It’s for this reason that HLC was especially mindful of water management at Hobsonville Point to minimise the development’s impact on the harbour.
Water management and environmental sustainability were built into the urban design and vision for Hobsonville Point from the beginning.
“Hobsonville Point was always underpinned by a strong sustainability vision,” says Katja Lietz, HLC’s General Manager Masterplanning and Placemaking.
“We wanted to go out of our way to make sure that all the rainwater that falls on Hobsonville Point enters the harbour in the cleanest possible state.”
HLC achieved this through careful planning and innovative urban design.

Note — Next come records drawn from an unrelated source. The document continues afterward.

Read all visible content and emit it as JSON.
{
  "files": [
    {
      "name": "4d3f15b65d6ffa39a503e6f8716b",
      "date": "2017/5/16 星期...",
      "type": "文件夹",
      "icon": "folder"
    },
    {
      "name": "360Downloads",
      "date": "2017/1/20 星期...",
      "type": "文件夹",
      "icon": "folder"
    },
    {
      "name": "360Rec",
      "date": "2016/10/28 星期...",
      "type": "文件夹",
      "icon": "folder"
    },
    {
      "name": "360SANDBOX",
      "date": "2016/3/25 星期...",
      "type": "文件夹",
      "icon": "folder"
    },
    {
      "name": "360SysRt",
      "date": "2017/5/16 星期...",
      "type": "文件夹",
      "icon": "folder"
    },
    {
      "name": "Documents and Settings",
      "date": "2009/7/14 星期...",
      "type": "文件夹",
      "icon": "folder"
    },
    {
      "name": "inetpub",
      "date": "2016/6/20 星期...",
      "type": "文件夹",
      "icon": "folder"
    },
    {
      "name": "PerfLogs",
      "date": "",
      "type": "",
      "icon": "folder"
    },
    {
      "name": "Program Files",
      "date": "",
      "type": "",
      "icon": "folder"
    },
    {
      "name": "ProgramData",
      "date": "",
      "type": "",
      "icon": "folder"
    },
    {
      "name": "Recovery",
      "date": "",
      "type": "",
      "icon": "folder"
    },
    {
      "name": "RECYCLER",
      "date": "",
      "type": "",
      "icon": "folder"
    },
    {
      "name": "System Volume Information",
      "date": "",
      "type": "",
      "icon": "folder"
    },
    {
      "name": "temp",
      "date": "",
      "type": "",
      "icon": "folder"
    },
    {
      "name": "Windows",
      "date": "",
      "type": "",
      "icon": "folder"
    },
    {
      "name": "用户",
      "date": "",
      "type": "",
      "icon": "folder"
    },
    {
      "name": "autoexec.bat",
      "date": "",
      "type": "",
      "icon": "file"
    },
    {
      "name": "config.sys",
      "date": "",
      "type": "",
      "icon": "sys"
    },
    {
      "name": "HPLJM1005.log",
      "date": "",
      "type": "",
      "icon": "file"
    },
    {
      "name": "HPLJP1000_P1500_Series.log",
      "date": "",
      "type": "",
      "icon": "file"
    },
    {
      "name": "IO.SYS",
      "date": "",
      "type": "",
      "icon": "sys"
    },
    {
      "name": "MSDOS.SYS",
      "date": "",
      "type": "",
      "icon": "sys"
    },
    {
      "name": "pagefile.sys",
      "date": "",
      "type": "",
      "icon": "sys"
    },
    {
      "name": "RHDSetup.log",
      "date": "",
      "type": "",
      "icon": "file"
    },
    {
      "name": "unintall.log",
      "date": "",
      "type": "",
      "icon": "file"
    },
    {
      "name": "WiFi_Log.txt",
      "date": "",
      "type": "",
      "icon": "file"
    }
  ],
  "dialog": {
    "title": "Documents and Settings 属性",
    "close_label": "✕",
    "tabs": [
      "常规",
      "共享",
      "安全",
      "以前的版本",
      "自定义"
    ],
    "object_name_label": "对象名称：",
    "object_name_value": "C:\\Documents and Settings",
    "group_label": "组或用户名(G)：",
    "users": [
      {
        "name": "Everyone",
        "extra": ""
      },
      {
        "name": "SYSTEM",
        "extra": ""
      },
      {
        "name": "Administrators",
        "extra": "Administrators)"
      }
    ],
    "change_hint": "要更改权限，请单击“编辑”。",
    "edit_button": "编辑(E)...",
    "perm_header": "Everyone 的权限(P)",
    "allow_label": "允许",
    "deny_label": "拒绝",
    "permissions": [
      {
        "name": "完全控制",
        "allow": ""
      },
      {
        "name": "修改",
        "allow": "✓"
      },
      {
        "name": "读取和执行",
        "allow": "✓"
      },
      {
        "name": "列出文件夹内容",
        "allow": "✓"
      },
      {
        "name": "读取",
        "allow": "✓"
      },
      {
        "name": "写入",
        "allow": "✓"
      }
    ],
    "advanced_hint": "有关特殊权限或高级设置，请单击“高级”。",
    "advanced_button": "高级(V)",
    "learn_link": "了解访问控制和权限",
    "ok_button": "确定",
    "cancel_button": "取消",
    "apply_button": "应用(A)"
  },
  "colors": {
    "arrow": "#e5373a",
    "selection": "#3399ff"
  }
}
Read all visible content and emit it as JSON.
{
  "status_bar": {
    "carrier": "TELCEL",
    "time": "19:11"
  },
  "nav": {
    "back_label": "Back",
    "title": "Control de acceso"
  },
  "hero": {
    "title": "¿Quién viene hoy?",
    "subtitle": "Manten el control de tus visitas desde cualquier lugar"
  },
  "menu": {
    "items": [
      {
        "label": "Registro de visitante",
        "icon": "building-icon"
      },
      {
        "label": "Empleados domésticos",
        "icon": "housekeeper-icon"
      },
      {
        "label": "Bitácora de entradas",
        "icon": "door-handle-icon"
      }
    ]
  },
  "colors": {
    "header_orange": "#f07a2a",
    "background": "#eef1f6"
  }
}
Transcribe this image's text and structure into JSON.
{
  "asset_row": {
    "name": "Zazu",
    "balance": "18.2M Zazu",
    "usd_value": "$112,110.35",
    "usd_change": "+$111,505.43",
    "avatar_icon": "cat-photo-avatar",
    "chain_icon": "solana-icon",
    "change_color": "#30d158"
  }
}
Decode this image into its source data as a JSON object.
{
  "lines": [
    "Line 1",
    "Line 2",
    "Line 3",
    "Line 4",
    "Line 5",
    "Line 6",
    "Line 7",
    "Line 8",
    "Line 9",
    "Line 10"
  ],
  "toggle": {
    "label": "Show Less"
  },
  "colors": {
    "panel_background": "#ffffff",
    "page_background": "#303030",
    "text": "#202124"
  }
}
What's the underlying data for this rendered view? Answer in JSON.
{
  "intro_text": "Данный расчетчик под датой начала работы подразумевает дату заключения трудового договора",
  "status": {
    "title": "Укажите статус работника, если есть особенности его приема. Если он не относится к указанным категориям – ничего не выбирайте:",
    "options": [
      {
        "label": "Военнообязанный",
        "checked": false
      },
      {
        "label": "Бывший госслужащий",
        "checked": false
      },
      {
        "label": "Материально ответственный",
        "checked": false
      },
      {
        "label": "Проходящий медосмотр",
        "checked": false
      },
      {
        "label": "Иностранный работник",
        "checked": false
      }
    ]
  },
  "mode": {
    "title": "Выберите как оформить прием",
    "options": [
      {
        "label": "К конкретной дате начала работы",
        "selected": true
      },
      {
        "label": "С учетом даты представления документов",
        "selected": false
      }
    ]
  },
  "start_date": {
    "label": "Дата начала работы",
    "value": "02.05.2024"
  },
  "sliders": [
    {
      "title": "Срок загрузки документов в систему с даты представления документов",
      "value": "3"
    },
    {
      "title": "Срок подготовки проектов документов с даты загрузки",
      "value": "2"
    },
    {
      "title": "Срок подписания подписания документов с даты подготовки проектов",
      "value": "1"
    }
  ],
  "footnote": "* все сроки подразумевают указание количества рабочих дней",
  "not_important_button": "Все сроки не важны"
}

Firstly, every house at Hobsonville Point has a rainwater tank, which immediately reduces the amount of stormwater entering the system. This rainwater is used by residents to water gardens, do laundry and flush toilets.
“We all know that Auckland’s infrastructure is under strain. There’s a lot of urban development, so it makes a lot of sense to simply capture the water that falls on people’s roofs,” Katja says.
This has already resulted in Hobsonville Point households using 30% less town water than the Auckland average.
The stormwater that isn’t captured by the water tanks is channelled through a “treatment train” which is designed to slow the water down and have it pass through as many natural features as possible.
Rain gardens and bioretention swales filled with water-loving plants have been built to pre-treat road run-off, which carries the highest amount of pollutants.
The roots of the plants act as a biofilter, cleaning out contaminants before entering the stormwater system.
The water then enters the large wetland on site, which provides another round of treatment and ensures it’s as clean as possible before reaching the harbour.
The coastal edge has also been planted with more than 10,000 native trees grown on-site from local seed, which adds to the filtration process.
The management of water at Hobsonville Point is an example of how developments can minimise their impact on the environment.
“The aim to build urban developments that have a sustainability vision is entirely feasible, especially around water sensitive urban design,” Katja says.
The sustainability vision really resonates with Hobsonville Point residents who enjoy knowing that their homes are water and energy efficient.
“We’ve had an amazing response from the residents here,” Katja says.
“What has been an indicator of success for us is how many people have wanted to come and live here. I think it’s really underpinned the commercial success of what we’re doing.”